Two Rezonings and Three Cheers for City Council

The approval of a neighborhood rezoning in Inwood and a tech hub in Union Square will help New York City continue to thrive for generations to come.

Inwood is Manhattan’s northernmost neighborhood bounded by the Harlem River to the north and east, and the Hudson River to the west. The thoughtful and sensible rezoning package includes construction of a two-acre waterfront park, various infrastructure improvements and the redevelopment of the Inwood library – which will include 100 percent deeply affordable units for the neighborhood and a universal pre-K center.

Most importantly, the proposal includes the construction of at least 1,500 new affordable housing units in a neighborhood that desperately needs them.  At least 2,500 existing affordable homes in Inwood and Washington Heights will be preserved and protected with new resources to prevent displacement and keep apartment buildings affordable.

The rezoning will help alleviate the pressure on Inwood’s housing stock and provide relief for its long-time residents. In total, the proposal will bring hundreds of millions of dollars of investment to Inwood, which is great news for everyone who visits, works, or lives in the neighborhood.

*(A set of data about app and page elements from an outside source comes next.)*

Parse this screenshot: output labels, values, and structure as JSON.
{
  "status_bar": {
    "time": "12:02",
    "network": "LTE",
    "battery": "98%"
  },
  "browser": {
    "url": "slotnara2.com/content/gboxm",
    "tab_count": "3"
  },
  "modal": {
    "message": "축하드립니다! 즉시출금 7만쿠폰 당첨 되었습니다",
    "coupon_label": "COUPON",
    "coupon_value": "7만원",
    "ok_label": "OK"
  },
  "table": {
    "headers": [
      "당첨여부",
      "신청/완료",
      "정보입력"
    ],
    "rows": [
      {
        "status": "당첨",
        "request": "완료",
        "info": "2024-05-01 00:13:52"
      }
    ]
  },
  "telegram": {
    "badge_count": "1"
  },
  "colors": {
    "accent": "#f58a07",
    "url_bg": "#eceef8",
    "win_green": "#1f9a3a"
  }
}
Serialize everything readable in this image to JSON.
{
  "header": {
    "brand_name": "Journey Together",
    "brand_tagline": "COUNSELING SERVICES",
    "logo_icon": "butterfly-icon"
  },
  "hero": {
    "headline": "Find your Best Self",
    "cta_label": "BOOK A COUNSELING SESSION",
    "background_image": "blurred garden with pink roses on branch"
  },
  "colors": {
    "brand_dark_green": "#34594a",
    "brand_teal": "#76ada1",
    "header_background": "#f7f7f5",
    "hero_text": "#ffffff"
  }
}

The Union Square Tech Hub will help modernize Union Square and introduce a 21-story tech center to Manhattan. It will be a truly innovative space. Workforce development programs will be housed on the lower levels. Tech training non-profit and Microsoft grant recipient Civic Hall will be a major component of the building. Five floors will be reserved for early-stage companies and rented at an affordable space, while the rest of the building will be market-rate offices. The pieces of the project are designed to help companies to move, both figuratively and literally, from the bottom to the top.  

The two rezonings will help New York address its ongoing housing crisis as well as create jobs by inviting cutting-edge technology companies to Manhattan.

The Council deserves credit for standing up to the usual crowd of Not In My Backyard opponents who objected to both proposals. In fact, both rezonings were carefully planned and thoroughly debated. Without an influx of new affordable housing in Inwood, for example, long-time residents would have a much harder time finding affordable housing and would thus be at an even greater risk of displacement. Pressure on New York’s neighborhoods will only intensify as the city’s population grows – and those new residents will need homes, too.

Unfortunately, these are the dynamics now looming in Jackson Heights, Queens, where a plan for 120 apartments which included 30 percent of the units at below market rents was torpedoed last month after the local Council Member there told the developers to pull their application.

However, last week, Council Speaker Johnson and Council Members Ydanis Rodriguez and Carlina Rivera demonstrated leadership for focusing on common sense proposals that will improve their districts now and in the long term. The Inwood and Union Square Tech Hub rezonings will create thousands of jobs and thousands of units of affordable housing at a time when New York needs both. In other words, the Council has prioritized the long-term interests of the city – and that is an outcome every New Yorker should cheer.